**Exercise:** Going line by line through the listing below, count each line that includes the word "mehr", and reply with the count only.

++++++++

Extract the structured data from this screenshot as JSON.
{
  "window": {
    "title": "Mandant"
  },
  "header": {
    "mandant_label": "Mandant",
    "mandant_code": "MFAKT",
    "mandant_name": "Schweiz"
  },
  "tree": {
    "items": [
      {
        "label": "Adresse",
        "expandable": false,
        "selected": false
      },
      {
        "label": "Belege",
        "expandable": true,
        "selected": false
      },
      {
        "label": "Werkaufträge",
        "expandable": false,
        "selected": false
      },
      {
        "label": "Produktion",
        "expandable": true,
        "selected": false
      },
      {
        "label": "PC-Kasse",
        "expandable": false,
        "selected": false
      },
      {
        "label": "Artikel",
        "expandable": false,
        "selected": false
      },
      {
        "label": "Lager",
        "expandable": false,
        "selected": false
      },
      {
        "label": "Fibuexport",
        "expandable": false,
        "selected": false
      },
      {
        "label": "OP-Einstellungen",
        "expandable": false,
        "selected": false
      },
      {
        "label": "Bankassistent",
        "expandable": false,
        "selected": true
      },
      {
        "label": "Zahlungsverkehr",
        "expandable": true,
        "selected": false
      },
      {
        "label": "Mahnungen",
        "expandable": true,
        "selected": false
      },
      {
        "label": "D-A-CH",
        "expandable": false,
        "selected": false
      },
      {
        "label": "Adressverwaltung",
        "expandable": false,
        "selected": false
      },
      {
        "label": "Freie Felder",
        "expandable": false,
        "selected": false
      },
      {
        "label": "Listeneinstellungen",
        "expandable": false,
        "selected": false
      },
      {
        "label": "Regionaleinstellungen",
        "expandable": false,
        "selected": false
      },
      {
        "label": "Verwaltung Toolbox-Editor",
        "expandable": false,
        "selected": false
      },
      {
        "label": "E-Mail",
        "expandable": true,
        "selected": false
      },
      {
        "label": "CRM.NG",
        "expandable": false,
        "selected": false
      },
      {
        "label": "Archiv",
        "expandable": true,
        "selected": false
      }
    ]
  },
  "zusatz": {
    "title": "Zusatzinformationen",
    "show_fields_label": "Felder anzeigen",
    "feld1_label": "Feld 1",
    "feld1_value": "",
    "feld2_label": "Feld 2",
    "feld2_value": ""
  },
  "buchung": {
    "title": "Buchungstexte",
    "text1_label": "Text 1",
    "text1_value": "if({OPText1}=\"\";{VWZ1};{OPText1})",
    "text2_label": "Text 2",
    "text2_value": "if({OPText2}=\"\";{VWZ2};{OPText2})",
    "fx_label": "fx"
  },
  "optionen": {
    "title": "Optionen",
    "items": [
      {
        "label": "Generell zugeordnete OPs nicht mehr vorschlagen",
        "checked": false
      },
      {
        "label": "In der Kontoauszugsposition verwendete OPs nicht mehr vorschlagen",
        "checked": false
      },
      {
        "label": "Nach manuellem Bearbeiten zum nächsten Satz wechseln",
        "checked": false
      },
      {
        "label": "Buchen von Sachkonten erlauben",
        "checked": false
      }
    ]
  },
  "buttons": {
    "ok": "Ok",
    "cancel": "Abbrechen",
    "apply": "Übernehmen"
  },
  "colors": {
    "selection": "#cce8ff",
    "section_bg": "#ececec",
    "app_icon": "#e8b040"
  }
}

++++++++

**Solution below:** 2